Based on the listing below, report how many lines contain the word "text". Nothing but the number, please.

_Material for this task_.
◆ ◆ ◆ ◆
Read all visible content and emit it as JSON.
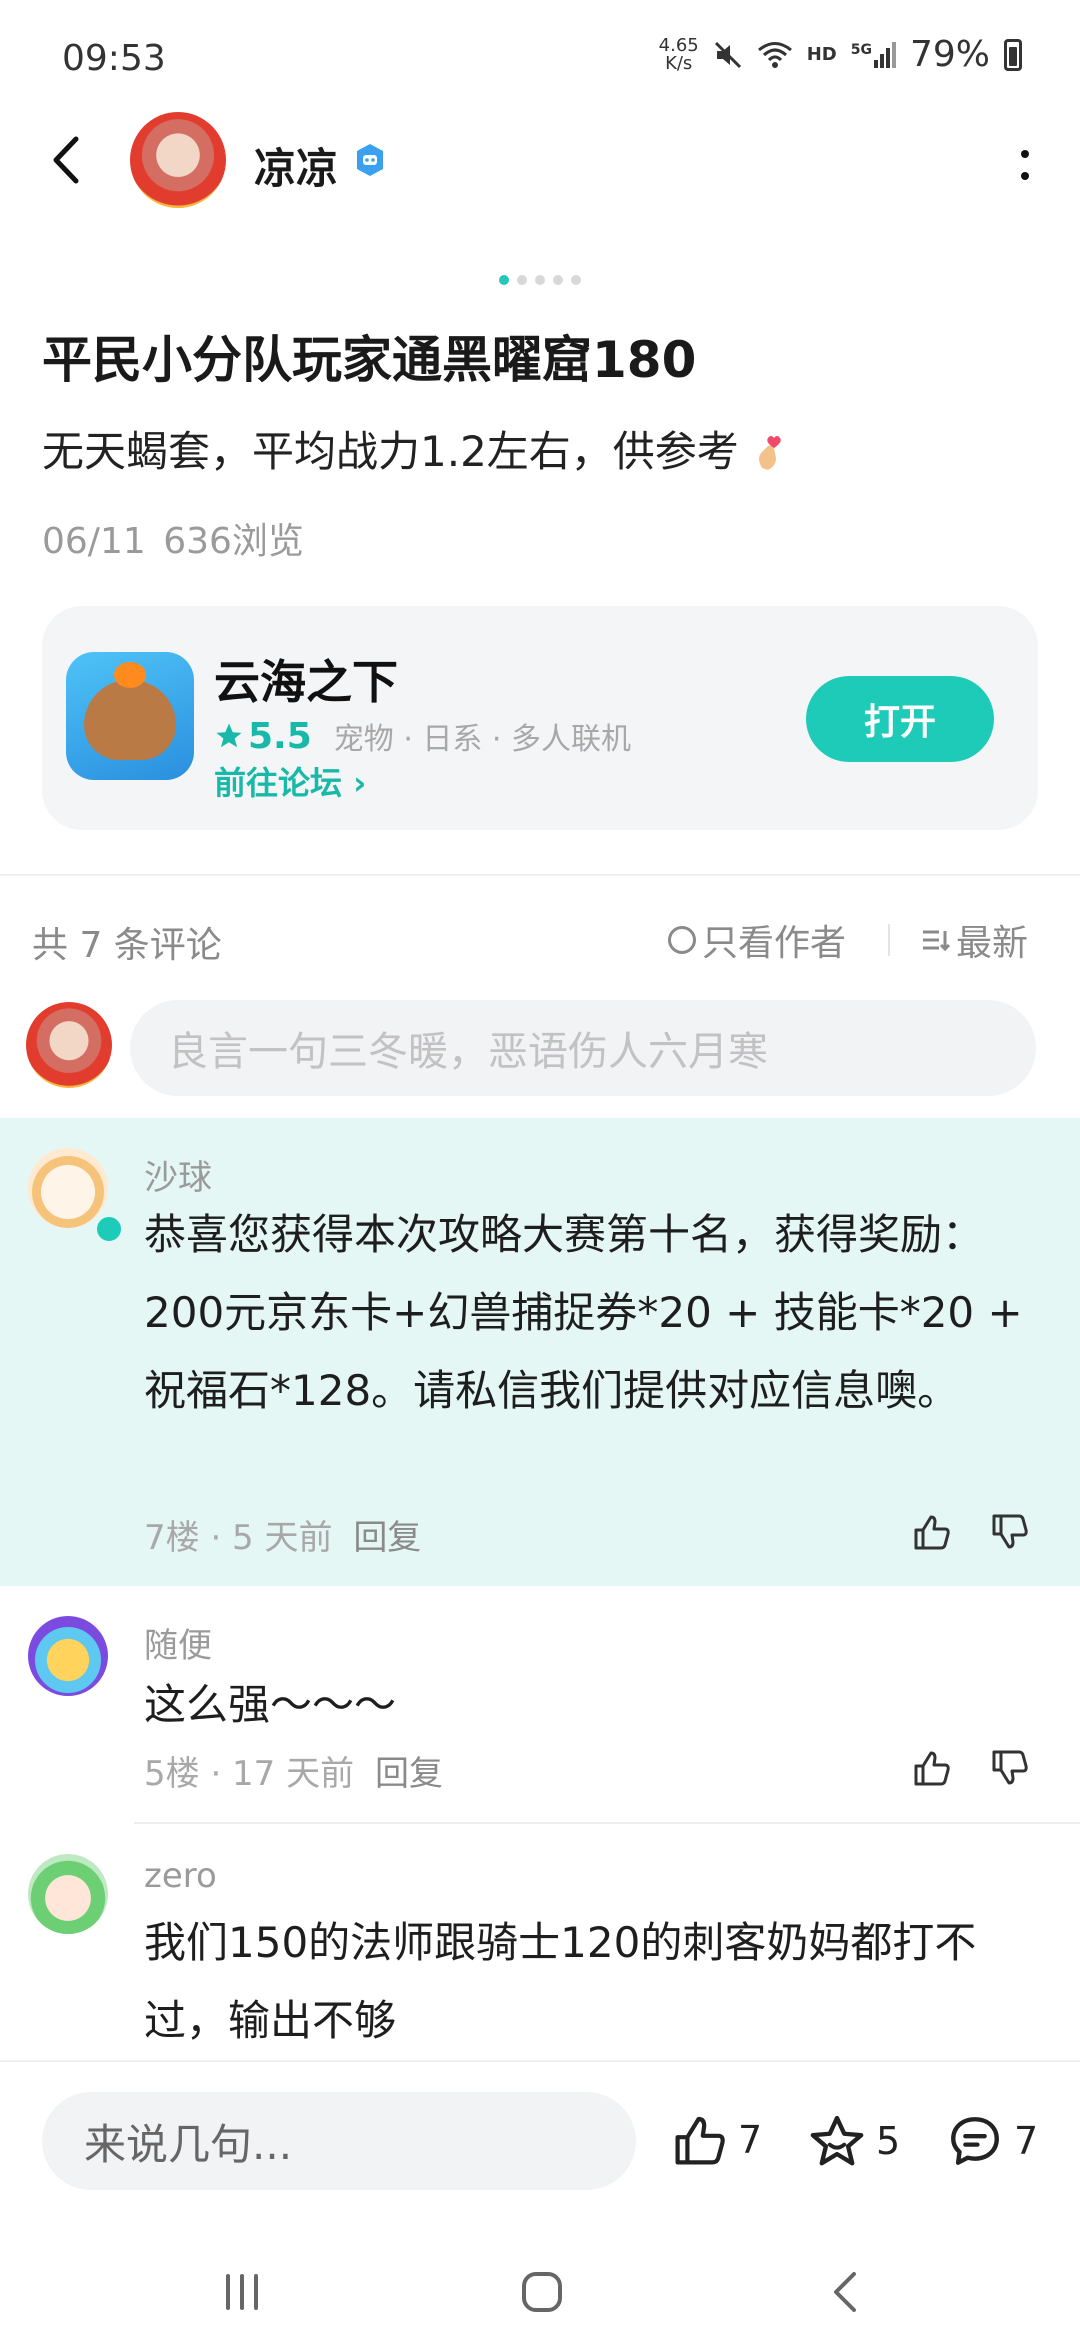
{
  "status_bar": {
    "time": "09:53",
    "speed_value": "4.65",
    "speed_unit": "K/s",
    "hd": "HD",
    "network": "5G",
    "battery": "79%"
  },
  "header": {
    "author": "凉凉"
  },
  "post": {
    "title": "平民小分队玩家通黑曜窟180",
    "subtitle": "无天蝎套，平均战力1.2左右，供参考",
    "date": "06/11",
    "views": "636浏览"
  },
  "app_card": {
    "name": "云海之下",
    "rating": "5.5",
    "tags": "宠物 · 日系 · 多人联机",
    "forum_link": "前往论坛",
    "open_button": "打开"
  },
  "comments_bar": {
    "count": "共 7 条评论",
    "author_only": "只看作者",
    "sort": "最新"
  },
  "comment_input_placeholder": "良言一句三冬暖，恶语伤人六月寒",
  "comments": [
    {
      "name": "沙球",
      "text": "恭喜您获得本次攻略大赛第十名，获得奖励：200元京东卡+幻兽捕捉券*20 + 技能卡*20 + 祝福石*128。请私信我们提供对应信息噢。",
      "meta": "7楼 · 5 天前",
      "reply": "回复"
    },
    {
      "name": "随便",
      "text": "这么强～～～",
      "meta": "5楼 · 17 天前",
      "reply": "回复"
    },
    {
      "name": "zero",
      "text": "我们150的法师跟骑士120的刺客奶妈都打不过，输出不够"
    }
  ],
  "bottom_bar": {
    "placeholder": "来说几句...",
    "likes": "7",
    "favorites": "5",
    "comments": "7"
  },
  "colors": {
    "accent": "#1ecab8",
    "highlight_bg": "#e4f7f4"
  }
}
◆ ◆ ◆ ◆
_Result_. 3